Task: Your reply should be an exact copy of every entry, with the pictures removed.

[Items from an interface collection]
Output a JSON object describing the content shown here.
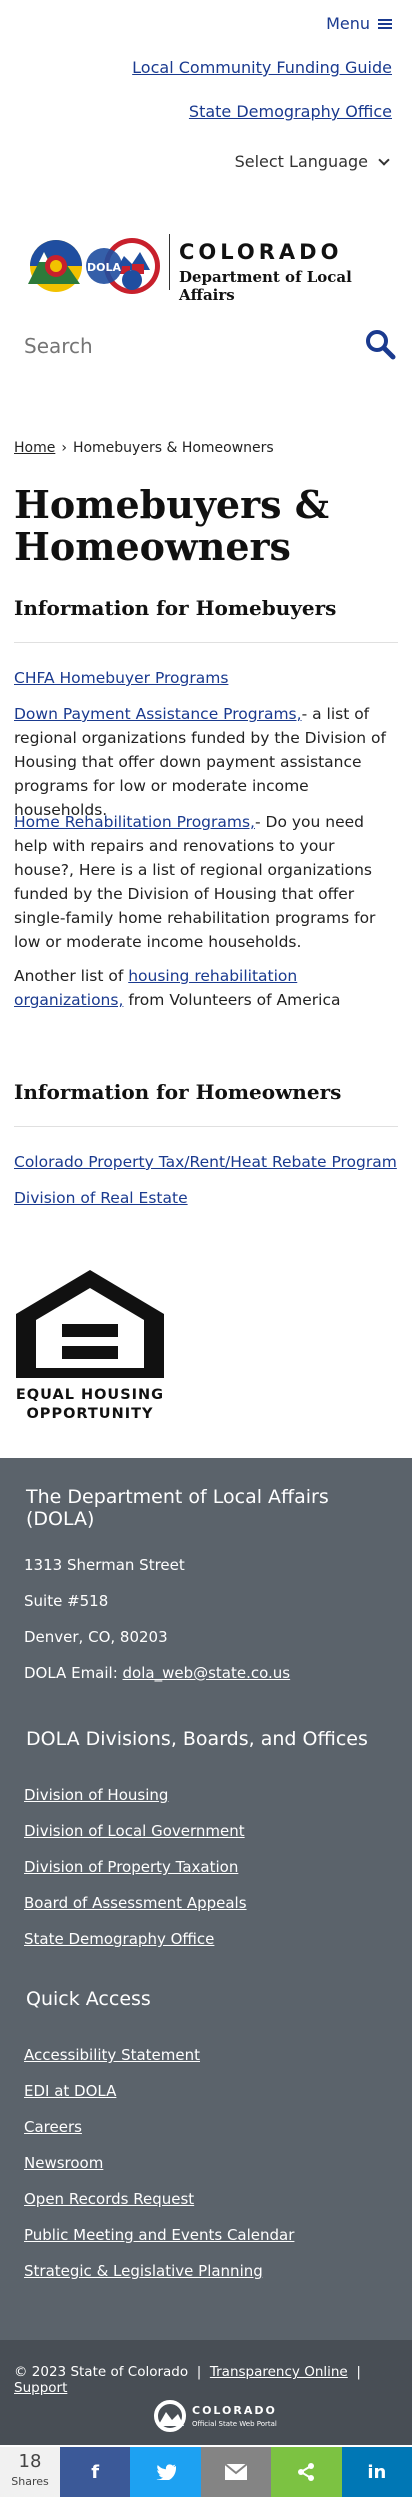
{
  "header": {
    "menu_label": "Menu",
    "links": [
      "Local Community Funding Guide",
      "State Demography Office"
    ],
    "language_label": "Select Language"
  },
  "logo": {
    "line1": "COLORADO",
    "line2": "Department of Local Affairs",
    "badge": "DOLA"
  },
  "search": {
    "placeholder": "Search"
  },
  "breadcrumb": {
    "home": "Home",
    "current": "Homebuyers & Homeowners"
  },
  "page_title": "Homebuyers & Homeowners",
  "homebuyers": {
    "heading": "Information for Homebuyers",
    "chfa_link": "CHFA Homebuyer Programs",
    "dpa_link": "Down Payment Assistance Programs,",
    "dpa_text": "- a list of regional organizations funded by the Division of Housing that offer down payment assistance programs for low or moderate income households.",
    "rehab_link": "Home Rehabilitation Programs,",
    "rehab_text": "- Do you need help with repairs and renovations to your house?, Here is a list of regional organizations funded by the Division of Housing that offer single-family home rehabilitation programs for low or moderate income households.",
    "another_prefix": "Another list of ",
    "another_link": "housing rehabilitation organizations,",
    "another_suffix": " from Volunteers of America"
  },
  "homeowners": {
    "heading": "Information for Homeowners",
    "links": [
      "Colorado Property Tax/Rent/Heat Rebate Program",
      "Division of Real Estate"
    ]
  },
  "eho": {
    "line1": "EQUAL HOUSING",
    "line2": "OPPORTUNITY"
  },
  "footer": {
    "dept_heading": "The Department of Local Affairs (DOLA)",
    "address": [
      "1313 Sherman Street",
      "Suite  #518",
      "Denver, CO, 80203"
    ],
    "email_label": "DOLA Email: ",
    "email": "dola_web@state.co.us",
    "divisions_heading": "DOLA Divisions, Boards, and Offices",
    "divisions": [
      "Division of Housing",
      "Division of Local Government",
      "Division of Property Taxation",
      "Board of Assessment Appeals",
      "State Demography Office"
    ],
    "quick_heading": "Quick Access",
    "quick": [
      "Accessibility Statement",
      "EDI at DOLA",
      "Careers",
      "Newsroom",
      "Open Records Request",
      "Public Meeting and Events Calendar",
      "Strategic & Legislative Planning"
    ]
  },
  "bottom": {
    "copyright": "© 2023 State of Colorado",
    "links": [
      "Transparency Online",
      "Support"
    ],
    "state_logo_line1": "COLORADO",
    "state_logo_line2": "Official State Web Portal"
  },
  "share": {
    "count": "18",
    "count_label": "Shares",
    "buttons": [
      {
        "name": "facebook",
        "glyph": "f",
        "color": "#3b5998"
      },
      {
        "name": "twitter",
        "glyph": "🐦",
        "color": "#1da1f2"
      },
      {
        "name": "email",
        "glyph": "✉",
        "color": "#848484"
      },
      {
        "name": "share",
        "glyph": "<",
        "color": "#7cc242"
      },
      {
        "name": "linkedin",
        "glyph": "in",
        "color": "#0077b5"
      }
    ]
  }
}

Response box:
Output a JSON object describing the content shown here.
{
  "header": {
    "menu_label": "Menu",
    "links": [
      "Local Community Funding Guide",
      "State Demography Office"
    ],
    "language_label": "Select Language"
  },
  "logo": {
    "line1": "COLORADO",
    "line2": "Department of Local Affairs",
    "badge": "DOLA"
  },
  "search": {
    "placeholder": "Search"
  },
  "breadcrumb": {
    "home": "Home",
    "current": "Homebuyers & Homeowners"
  },
  "page_title": "Homebuyers & Homeowners",
  "homebuyers": {
    "heading": "Information for Homebuyers",
    "chfa_link": "CHFA Homebuyer Programs",
    "dpa_link": "Down Payment Assistance Programs,",
    "dpa_text": "- a list of regional organizations funded by the Division of Housing that offer down payment assistance programs for low or moderate income households.",
    "rehab_link": "Home Rehabilitation Programs,",
    "rehab_text": "- Do you need help with repairs and renovations to your house?, Here is a list of regional organizations funded by the Division of Housing that offer single-family home rehabilitation programs for low or moderate income households.",
    "another_prefix": "Another list of ",
    "another_link": "housing rehabilitation organizations,",
    "another_suffix": " from Volunteers of America"
  },
  "homeowners": {
    "heading": "Information for Homeowners",
    "links": [
      "Colorado Property Tax/Rent/Heat Rebate Program",
      "Division of Real Estate"
    ]
  },
  "eho": {
    "line1": "EQUAL HOUSING",
    "line2": "OPPORTUNITY"
  },
  "footer": {
    "dept_heading": "The Department of Local Affairs (DOLA)",
    "address": [
      "1313 Sherman Street",
      "Suite  #518",
      "Denver, CO, 80203"
    ],
    "email_label": "DOLA Email: ",
    "email": "dola_web@state.co.us",
    "divisions_heading": "DOLA Divisions, Boards, and Offices",
    "divisions": [
      "Division of Housing",
      "Division of Local Government",
      "Division of Property Taxation",
      "Board of Assessment Appeals",
      "State Demography Office"
    ],
    "quick_heading": "Quick Access",
    "quick": [
      "Accessibility Statement",
      "EDI at DOLA",
      "Careers",
      "Newsroom",
      "Open Records Request",
      "Public Meeting and Events Calendar",
      "Strategic & Legislative Planning"
    ]
  },
  "bottom": {
    "copyright": "© 2023 State of Colorado",
    "links": [
      "Transparency Online",
      "Support"
    ],
    "state_logo_line1": "COLORADO",
    "state_logo_line2": "Official State Web Portal"
  },
  "share": {
    "count": "18",
    "count_label": "Shares",
    "buttons": [
      {
        "name": "facebook",
        "glyph": "f",
        "color": "#3b5998"
      },
      {
        "name": "twitter",
        "glyph": "🐦",
        "color": "#1da1f2"
      },
      {
        "name": "email",
        "glyph": "✉",
        "color": "#848484"
      },
      {
        "name": "share",
        "glyph": "<",
        "color": "#7cc242"
      },
      {
        "name": "linkedin",
        "glyph": "in",
        "color": "#0077b5"
      }
    ]
  }
}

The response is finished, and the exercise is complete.